About this exercise —
Spot each line in the records below where the word "Forwarding" occurs, then copy it.

Data to process: Begin

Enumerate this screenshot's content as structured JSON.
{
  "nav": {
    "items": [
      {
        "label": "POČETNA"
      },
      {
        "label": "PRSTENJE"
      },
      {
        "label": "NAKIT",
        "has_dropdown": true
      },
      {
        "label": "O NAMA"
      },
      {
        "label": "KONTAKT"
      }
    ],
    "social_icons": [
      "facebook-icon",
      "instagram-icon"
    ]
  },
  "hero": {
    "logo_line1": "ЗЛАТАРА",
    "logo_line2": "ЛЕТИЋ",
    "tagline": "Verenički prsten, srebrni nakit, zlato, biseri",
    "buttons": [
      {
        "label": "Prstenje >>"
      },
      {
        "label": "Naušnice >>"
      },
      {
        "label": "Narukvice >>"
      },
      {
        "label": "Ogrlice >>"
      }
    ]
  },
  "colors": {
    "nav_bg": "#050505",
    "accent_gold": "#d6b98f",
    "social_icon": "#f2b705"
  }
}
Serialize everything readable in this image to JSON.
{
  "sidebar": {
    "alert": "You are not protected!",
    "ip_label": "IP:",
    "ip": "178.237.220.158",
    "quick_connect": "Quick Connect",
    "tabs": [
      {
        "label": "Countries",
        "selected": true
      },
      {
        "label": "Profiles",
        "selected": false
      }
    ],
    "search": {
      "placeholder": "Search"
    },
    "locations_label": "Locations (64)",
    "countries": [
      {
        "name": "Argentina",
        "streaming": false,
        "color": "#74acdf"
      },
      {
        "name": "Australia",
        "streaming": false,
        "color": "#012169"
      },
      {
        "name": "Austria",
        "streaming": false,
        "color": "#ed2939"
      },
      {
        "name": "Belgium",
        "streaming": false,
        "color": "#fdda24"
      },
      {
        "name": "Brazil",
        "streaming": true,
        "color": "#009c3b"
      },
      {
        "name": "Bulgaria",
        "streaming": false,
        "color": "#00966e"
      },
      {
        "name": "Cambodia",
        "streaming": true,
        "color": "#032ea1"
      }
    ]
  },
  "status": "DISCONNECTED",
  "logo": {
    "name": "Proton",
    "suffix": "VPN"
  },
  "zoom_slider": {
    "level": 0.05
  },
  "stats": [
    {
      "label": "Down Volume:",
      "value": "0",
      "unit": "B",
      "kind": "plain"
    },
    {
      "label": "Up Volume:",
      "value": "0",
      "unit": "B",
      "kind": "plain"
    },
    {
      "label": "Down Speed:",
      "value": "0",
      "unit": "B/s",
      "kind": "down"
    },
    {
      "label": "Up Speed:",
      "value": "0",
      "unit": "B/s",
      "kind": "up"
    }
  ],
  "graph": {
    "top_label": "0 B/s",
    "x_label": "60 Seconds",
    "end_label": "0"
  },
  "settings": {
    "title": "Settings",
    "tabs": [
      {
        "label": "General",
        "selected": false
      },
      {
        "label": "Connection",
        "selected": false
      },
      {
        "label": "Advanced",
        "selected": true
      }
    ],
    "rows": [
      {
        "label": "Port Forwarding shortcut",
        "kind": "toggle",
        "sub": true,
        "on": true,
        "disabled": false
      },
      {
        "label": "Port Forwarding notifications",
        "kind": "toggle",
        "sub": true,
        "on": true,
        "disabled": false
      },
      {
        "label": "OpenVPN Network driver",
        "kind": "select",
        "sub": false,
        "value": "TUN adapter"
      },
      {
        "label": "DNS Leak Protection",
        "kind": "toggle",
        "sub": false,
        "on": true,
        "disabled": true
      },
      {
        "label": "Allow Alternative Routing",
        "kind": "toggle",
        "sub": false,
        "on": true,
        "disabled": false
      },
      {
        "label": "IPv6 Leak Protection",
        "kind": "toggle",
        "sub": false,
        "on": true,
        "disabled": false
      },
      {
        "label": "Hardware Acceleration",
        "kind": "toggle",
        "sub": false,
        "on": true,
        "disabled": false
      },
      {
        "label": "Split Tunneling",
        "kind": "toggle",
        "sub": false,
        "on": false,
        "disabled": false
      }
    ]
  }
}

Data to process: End

Response to this task —
        "label": "Port Forwarding shortcut",
        "label": "Port Forwarding notifications",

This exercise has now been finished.